* _TASK GOAL_
Which lines below contain the word "true"? Copy each one.

* _EXCERPTED RECORDS_
::::::::::

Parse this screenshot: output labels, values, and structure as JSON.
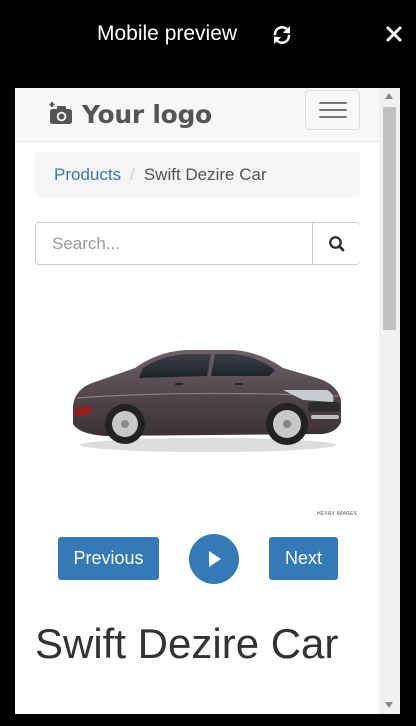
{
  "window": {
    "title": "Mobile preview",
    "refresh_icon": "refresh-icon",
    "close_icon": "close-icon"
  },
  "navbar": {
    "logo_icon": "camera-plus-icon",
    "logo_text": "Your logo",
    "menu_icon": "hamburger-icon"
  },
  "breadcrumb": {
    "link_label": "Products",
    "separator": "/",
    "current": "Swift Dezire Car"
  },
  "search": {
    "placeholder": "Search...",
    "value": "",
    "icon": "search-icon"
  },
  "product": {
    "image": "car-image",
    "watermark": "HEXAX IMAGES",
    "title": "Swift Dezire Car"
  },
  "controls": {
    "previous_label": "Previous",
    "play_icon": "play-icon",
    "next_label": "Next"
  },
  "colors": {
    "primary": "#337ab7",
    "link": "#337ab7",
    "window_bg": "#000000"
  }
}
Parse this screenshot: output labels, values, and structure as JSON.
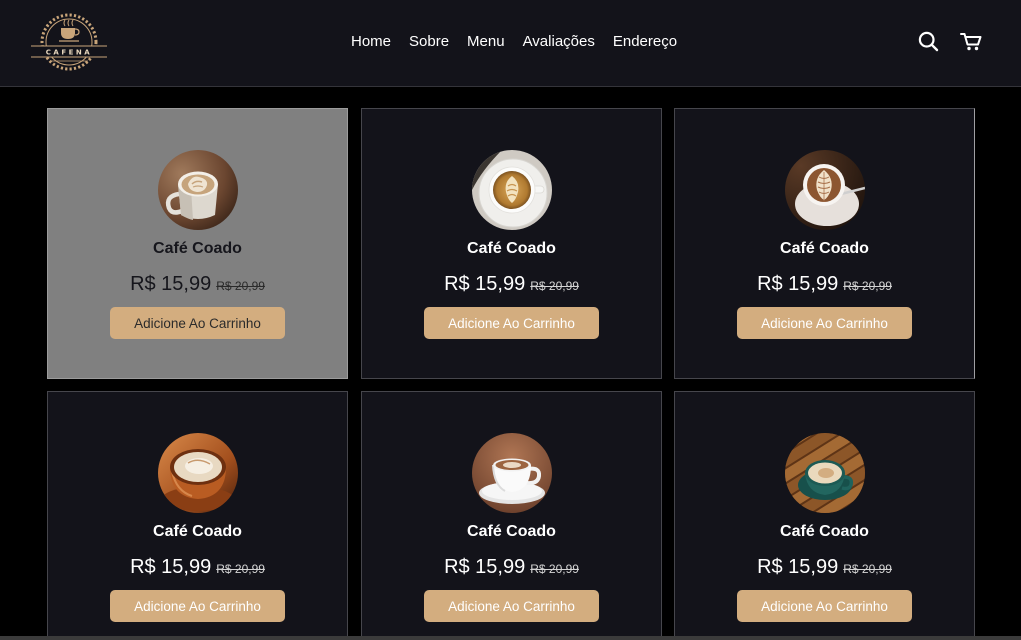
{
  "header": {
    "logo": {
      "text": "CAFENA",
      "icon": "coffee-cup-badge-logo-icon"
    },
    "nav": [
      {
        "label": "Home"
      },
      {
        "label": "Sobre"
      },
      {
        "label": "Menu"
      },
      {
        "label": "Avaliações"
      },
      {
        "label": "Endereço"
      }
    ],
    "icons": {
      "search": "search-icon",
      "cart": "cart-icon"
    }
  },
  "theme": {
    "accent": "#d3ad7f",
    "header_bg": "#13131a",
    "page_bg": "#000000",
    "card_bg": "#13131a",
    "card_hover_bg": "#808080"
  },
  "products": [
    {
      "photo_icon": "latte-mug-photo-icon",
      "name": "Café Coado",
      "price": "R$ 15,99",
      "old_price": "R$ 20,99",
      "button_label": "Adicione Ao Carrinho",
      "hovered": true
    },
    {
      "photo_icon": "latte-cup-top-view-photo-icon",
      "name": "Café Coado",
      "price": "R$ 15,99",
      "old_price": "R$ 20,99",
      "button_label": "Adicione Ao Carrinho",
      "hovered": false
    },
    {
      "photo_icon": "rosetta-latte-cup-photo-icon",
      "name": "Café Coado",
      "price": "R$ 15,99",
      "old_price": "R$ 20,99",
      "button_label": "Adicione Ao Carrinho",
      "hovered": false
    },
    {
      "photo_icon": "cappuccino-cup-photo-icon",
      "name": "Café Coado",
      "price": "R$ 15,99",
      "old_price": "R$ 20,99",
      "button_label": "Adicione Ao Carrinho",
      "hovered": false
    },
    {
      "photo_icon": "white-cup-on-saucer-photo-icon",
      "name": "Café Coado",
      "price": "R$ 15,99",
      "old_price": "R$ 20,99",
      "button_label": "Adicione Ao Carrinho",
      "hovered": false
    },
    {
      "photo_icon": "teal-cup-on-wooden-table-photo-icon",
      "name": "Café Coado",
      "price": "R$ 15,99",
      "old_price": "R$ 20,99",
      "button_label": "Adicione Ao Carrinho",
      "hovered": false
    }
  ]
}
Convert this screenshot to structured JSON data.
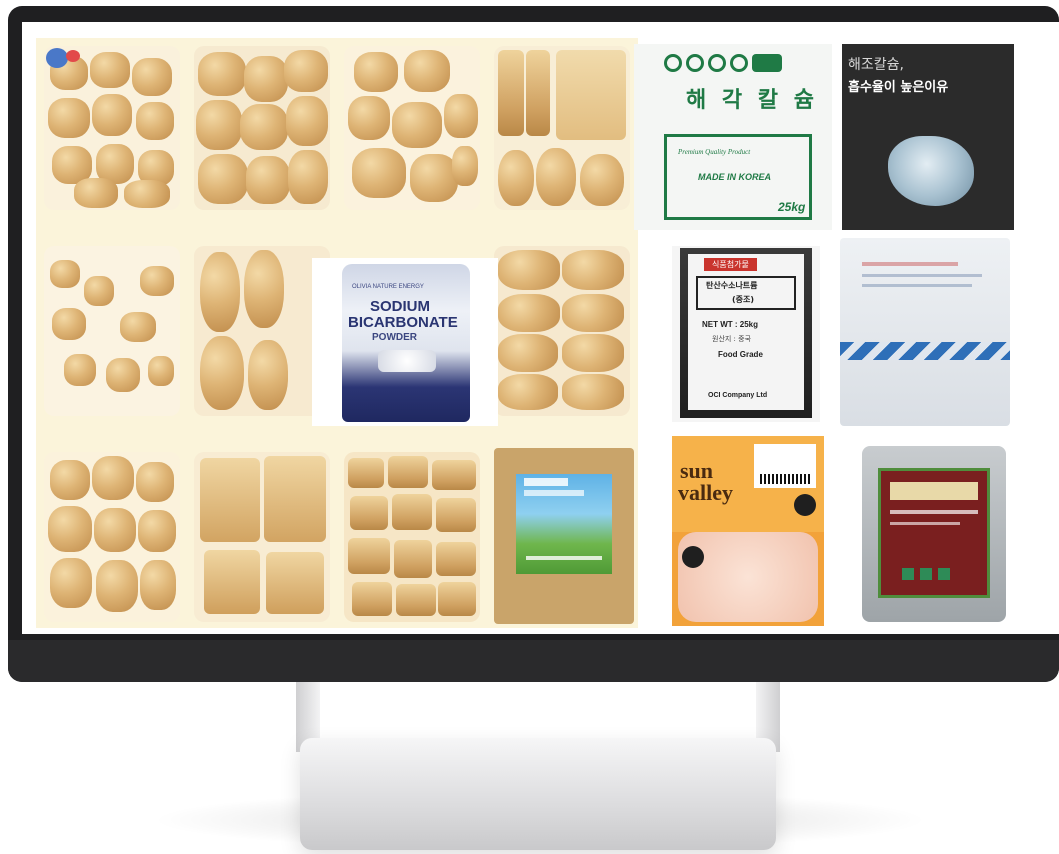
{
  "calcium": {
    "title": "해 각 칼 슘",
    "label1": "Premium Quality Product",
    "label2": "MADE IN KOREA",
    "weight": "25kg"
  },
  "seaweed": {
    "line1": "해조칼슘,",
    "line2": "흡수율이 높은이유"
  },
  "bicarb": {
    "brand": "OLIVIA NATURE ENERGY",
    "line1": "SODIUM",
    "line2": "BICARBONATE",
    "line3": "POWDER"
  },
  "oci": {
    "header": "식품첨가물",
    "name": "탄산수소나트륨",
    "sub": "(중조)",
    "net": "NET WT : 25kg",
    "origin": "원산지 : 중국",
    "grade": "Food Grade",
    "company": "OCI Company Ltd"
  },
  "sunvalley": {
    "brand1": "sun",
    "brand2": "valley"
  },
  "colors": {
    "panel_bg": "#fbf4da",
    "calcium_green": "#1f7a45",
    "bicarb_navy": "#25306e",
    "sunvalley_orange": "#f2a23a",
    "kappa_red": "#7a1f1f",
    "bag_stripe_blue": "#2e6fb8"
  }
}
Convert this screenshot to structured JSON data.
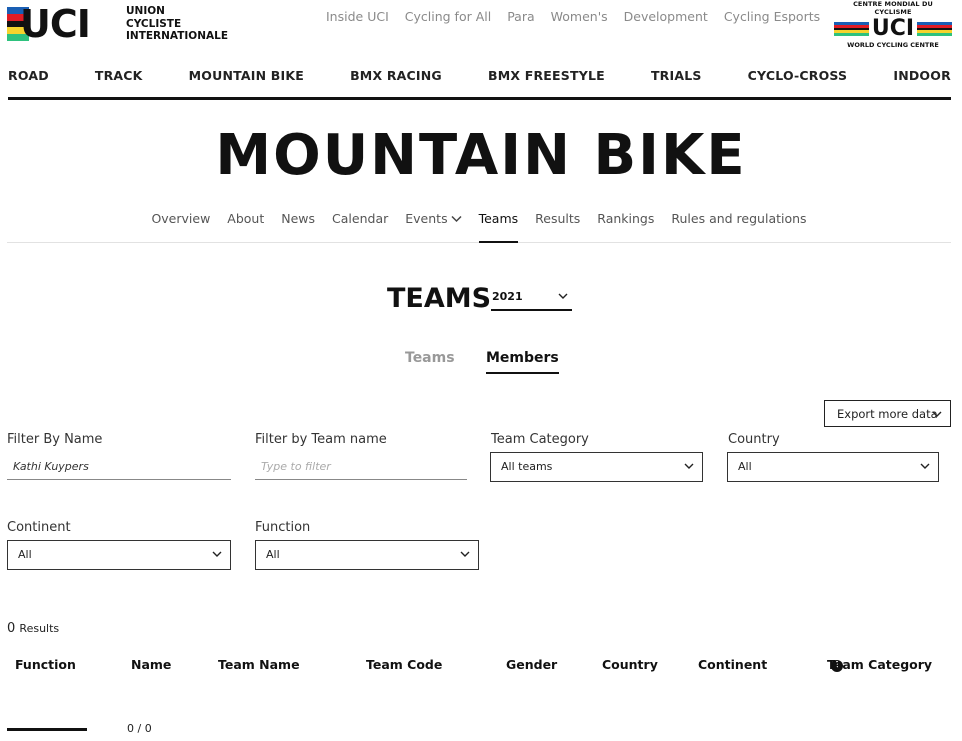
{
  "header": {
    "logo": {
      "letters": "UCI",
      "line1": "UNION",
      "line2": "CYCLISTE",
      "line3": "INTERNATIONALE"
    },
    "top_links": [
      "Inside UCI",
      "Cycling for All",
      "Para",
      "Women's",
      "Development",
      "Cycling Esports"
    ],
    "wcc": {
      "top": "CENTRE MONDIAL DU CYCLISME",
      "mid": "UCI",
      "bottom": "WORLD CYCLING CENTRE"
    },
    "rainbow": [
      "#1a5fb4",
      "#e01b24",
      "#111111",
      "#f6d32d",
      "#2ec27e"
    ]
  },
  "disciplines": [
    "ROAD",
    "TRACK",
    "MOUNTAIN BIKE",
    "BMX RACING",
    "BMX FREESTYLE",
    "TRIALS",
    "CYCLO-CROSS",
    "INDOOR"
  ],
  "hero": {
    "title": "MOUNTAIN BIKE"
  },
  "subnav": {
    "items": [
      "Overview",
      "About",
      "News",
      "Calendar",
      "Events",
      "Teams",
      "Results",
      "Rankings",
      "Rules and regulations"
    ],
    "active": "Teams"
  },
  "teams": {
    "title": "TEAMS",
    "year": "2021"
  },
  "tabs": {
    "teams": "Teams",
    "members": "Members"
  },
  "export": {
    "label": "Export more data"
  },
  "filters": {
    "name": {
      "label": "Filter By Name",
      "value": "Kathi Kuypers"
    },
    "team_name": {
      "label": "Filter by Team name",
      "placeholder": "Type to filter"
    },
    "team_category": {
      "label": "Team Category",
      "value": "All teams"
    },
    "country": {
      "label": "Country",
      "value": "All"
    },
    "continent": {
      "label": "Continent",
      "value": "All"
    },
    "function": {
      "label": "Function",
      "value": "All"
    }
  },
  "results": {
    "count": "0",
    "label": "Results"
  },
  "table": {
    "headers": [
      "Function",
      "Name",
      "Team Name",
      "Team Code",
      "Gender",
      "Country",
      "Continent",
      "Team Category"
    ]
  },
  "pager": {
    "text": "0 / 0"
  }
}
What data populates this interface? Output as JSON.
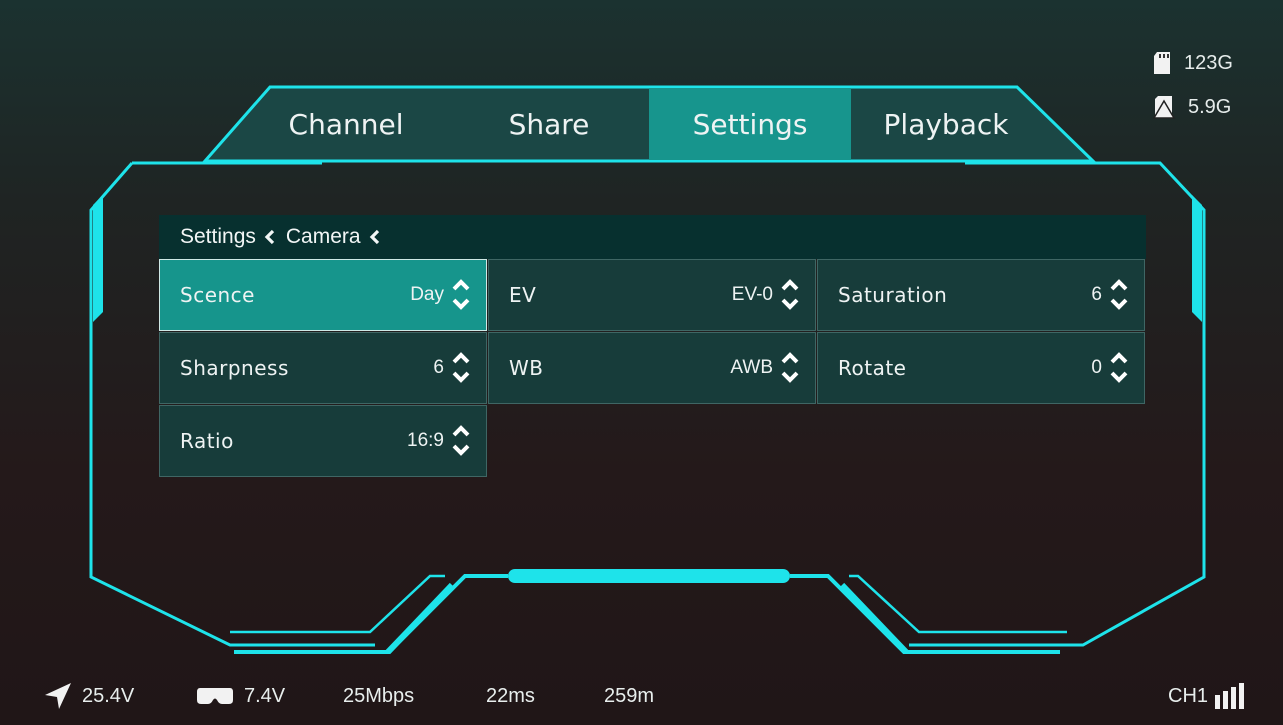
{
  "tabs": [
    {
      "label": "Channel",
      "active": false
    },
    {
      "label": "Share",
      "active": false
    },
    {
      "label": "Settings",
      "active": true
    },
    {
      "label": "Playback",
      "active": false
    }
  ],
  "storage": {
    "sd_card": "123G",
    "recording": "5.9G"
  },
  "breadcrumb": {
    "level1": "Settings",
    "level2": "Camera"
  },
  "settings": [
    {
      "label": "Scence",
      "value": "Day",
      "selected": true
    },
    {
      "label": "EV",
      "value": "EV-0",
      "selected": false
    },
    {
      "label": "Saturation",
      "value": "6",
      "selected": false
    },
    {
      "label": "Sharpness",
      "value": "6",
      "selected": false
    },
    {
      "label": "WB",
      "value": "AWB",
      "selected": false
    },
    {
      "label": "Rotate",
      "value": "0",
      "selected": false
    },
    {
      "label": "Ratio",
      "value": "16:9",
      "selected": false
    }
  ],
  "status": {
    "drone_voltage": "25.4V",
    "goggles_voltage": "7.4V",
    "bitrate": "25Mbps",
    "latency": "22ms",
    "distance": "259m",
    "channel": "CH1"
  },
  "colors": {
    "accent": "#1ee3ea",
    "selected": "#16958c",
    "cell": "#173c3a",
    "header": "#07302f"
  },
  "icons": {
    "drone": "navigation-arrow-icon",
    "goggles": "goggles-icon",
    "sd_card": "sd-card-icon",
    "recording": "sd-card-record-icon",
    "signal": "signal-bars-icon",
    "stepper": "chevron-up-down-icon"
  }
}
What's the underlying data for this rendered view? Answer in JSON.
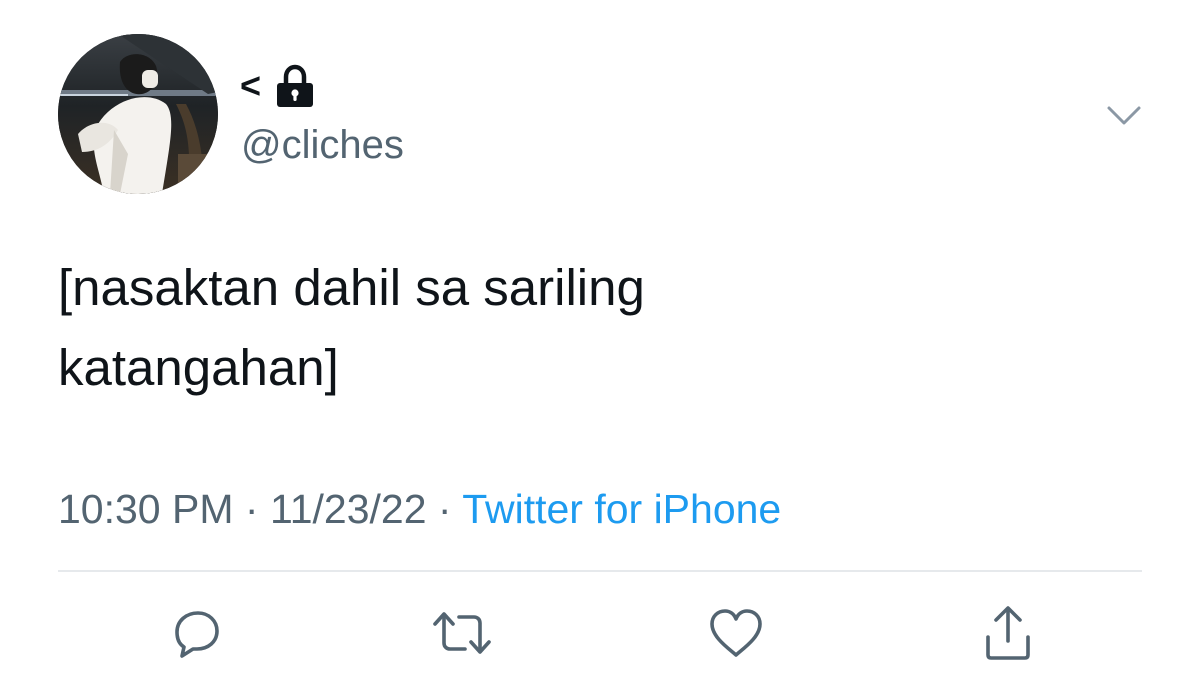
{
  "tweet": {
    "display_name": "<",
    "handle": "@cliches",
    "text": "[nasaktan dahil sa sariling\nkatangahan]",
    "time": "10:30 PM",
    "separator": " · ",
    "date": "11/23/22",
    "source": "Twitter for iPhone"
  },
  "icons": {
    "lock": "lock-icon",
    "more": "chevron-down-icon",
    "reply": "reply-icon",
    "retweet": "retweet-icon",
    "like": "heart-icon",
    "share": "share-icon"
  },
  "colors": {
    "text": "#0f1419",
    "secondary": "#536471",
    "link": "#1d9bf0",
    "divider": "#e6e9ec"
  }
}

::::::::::

* _RESPONSE BOX_
      "hovered": true
      "active": true
      "selected": true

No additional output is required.